There are two limitations of this study. The first is that the participants in this study were all Japanese females. As noted before, mask culture in Japan has survived for a very long time1. It may be the case that through long exposure to the existing mask culture, Japanese participants have developed flexible control over the involvement of their eyes during smiling. This may not be the situation in countries where there is no mask culture.
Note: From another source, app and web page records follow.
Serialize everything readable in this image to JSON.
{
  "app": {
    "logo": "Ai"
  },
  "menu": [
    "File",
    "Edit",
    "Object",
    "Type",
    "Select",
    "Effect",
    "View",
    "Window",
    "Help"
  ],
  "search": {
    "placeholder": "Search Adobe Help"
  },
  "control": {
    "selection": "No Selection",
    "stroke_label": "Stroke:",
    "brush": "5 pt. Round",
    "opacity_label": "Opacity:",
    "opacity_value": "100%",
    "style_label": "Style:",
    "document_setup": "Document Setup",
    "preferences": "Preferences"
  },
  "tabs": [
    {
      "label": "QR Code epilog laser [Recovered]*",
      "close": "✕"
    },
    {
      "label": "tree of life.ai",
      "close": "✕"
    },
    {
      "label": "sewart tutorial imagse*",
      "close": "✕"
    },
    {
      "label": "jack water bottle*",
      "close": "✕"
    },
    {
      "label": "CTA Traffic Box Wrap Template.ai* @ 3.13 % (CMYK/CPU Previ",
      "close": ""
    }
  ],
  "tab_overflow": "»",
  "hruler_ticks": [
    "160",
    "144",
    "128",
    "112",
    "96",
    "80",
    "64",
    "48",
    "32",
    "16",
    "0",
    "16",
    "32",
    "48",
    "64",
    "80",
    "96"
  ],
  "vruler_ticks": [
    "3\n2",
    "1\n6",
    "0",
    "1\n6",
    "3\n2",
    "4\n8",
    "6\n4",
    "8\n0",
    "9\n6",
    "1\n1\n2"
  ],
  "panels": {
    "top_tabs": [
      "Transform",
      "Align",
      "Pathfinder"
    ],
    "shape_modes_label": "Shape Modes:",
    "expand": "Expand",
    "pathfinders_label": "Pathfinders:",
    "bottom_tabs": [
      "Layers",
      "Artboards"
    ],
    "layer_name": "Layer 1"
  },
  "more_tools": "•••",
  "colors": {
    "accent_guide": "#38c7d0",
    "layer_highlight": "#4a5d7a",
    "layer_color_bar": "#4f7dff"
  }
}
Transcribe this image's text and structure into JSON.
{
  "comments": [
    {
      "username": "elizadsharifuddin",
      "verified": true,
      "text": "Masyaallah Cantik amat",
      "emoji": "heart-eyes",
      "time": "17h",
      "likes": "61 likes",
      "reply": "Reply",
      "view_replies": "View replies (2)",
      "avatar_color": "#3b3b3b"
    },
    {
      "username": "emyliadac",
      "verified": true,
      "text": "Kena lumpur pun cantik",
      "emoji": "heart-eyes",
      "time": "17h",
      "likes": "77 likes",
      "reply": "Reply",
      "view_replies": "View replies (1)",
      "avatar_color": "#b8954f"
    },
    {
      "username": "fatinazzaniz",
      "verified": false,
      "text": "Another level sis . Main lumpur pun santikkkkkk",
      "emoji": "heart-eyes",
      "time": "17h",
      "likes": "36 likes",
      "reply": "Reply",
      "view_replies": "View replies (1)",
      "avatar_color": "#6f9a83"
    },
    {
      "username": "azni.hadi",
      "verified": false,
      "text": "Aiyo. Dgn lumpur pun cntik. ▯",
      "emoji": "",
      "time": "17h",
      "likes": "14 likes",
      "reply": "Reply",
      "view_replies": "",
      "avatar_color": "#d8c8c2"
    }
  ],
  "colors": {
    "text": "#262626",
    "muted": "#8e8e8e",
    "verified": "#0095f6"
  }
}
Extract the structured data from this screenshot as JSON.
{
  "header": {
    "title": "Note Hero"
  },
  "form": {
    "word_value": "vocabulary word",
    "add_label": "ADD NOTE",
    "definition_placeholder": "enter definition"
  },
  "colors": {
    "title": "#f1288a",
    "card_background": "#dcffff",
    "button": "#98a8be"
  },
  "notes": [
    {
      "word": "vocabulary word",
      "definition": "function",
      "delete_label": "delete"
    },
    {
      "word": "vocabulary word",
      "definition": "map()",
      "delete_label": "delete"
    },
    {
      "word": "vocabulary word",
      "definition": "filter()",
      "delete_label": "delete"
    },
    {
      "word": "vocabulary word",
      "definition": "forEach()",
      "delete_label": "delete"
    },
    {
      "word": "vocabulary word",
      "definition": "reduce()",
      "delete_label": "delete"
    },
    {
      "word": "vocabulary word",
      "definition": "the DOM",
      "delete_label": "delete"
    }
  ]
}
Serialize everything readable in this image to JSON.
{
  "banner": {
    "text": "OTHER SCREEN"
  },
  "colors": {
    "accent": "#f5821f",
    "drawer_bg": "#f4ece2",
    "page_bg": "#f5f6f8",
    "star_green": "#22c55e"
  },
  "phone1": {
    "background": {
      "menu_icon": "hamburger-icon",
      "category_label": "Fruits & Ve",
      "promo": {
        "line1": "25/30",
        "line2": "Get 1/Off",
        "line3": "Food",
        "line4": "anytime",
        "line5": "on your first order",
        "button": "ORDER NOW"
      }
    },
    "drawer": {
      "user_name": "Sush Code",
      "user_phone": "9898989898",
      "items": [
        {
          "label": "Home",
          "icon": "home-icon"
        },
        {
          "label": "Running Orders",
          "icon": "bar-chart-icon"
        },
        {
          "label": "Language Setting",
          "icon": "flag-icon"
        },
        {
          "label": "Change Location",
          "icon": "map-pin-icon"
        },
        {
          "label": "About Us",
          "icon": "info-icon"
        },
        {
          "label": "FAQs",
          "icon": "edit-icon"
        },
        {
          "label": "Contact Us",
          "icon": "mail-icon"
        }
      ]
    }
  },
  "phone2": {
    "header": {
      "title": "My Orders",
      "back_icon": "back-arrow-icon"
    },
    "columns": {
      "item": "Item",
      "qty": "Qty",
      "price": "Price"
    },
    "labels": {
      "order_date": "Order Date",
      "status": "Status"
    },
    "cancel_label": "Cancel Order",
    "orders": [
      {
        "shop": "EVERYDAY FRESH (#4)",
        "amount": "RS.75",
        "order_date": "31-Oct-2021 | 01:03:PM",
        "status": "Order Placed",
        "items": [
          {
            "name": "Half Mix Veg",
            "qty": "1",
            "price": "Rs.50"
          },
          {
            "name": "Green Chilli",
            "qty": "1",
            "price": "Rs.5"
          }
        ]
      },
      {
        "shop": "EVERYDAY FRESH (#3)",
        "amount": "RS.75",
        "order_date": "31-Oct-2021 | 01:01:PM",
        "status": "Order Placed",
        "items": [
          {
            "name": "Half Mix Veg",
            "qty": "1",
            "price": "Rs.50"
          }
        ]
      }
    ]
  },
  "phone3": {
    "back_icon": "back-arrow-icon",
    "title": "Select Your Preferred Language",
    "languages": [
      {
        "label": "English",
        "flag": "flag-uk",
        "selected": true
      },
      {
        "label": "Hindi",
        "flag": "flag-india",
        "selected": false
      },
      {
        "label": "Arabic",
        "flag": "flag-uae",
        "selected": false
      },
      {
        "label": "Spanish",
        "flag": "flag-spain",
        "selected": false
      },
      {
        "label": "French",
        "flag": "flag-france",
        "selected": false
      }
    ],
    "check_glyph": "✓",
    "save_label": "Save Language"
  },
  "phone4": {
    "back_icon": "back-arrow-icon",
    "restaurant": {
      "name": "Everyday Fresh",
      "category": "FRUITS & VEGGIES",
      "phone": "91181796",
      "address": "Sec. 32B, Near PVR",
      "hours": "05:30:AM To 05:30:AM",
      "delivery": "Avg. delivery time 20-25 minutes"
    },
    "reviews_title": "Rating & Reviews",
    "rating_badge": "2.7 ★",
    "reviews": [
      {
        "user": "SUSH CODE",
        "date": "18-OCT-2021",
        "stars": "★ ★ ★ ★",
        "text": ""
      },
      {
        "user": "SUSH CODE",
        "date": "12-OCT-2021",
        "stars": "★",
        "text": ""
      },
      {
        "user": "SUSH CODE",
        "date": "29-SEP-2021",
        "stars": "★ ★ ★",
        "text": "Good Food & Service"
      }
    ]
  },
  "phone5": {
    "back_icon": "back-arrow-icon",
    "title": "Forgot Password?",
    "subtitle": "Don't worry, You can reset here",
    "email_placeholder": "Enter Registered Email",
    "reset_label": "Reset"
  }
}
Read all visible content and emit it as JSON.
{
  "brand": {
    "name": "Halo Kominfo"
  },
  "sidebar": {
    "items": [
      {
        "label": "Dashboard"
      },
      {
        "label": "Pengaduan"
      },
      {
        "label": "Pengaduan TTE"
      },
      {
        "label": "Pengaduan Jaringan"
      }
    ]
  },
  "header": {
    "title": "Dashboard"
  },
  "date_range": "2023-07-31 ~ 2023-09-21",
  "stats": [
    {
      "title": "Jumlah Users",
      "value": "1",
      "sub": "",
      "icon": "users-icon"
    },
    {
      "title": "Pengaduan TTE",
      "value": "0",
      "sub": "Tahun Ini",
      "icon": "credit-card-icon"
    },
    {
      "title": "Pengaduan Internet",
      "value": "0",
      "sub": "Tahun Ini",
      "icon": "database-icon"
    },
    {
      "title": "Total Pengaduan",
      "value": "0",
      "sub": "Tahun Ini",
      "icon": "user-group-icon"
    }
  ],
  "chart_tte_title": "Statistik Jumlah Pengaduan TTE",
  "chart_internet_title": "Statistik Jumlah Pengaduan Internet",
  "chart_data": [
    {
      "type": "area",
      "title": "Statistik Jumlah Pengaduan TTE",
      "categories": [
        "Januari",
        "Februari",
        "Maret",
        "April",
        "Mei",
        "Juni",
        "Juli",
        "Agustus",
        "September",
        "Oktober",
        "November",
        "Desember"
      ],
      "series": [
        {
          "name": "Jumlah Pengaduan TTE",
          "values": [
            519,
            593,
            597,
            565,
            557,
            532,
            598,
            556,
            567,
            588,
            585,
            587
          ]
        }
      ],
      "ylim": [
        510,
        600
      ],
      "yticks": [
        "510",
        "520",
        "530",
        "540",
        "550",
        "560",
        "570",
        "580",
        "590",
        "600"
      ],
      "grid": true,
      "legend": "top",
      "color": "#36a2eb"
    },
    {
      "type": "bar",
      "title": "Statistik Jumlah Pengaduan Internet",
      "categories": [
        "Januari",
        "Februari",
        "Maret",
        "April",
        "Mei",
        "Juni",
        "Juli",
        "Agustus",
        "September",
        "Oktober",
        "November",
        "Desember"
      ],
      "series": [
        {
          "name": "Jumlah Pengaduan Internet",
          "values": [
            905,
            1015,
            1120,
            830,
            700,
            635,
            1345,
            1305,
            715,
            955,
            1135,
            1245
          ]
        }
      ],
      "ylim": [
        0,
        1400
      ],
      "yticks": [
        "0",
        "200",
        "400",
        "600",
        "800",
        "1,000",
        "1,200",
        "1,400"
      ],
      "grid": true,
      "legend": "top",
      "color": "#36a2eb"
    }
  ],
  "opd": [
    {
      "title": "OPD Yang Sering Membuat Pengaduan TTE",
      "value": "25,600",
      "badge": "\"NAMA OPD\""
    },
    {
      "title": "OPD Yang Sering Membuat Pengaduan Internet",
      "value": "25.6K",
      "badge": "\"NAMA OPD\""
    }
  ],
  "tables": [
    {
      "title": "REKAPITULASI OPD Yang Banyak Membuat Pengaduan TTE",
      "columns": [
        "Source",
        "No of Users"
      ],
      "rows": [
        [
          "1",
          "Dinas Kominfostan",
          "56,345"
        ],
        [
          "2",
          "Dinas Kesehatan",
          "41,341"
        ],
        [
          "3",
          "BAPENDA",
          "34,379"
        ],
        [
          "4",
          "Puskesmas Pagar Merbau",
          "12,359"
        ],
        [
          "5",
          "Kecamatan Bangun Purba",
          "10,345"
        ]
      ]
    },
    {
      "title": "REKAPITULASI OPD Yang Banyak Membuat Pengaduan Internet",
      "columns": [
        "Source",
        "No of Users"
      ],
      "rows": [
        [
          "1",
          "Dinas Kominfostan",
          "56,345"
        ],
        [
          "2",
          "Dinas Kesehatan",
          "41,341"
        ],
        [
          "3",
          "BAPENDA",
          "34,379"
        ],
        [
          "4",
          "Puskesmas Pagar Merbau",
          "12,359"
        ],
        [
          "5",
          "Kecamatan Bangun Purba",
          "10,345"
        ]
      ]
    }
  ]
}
In addition, increased control over eye involvement in smiling may also result from the cultural tendency in Japan (and other East Asian countries) to derive emotional information more from the eyes than the mouth, which is the opposite of Western cultures19,20,21. This interesting point can be addressed in a future cross-cultural study and clarify whether the effect observed in this study is generalized to non-Japanese females populations.

The second limitation is we did not measure whether the adaptation in response to the mask was effective for communication. That is, we did not measure whether others could perceive the effect produced by increased orbicularis oculi muscle activity when smiling with the eyes while wearing a mask. It thus remains unclear to what extent the enhancement of the eye involvement in smiling seen in this study compensates for the hidden mouth. Previous studies suggest that masks do impair recognition of emotion5,6, but this interference effect may be overestimated because these previous studies used photographs where the facial expressions were masked using a digitally added mask. Therefore, there would have been no eye compensation in the mask stimuli. It may be the case that the enhanced eye involvement in smiling seen in the current study is enough to compensate, especially if it occurs together with the enhancement in gestures22 and prosody23 that might be expected in a natural setting.


Eye involvement during smiling can be enhanced when people communicate their smile while wearing a face mask compared to without a mask. If confirmation of the effectiveness of this enhancement and replication in a setting of increased ecological validity can be obtained, concerns about mask interference with emotional communication may be alleviated.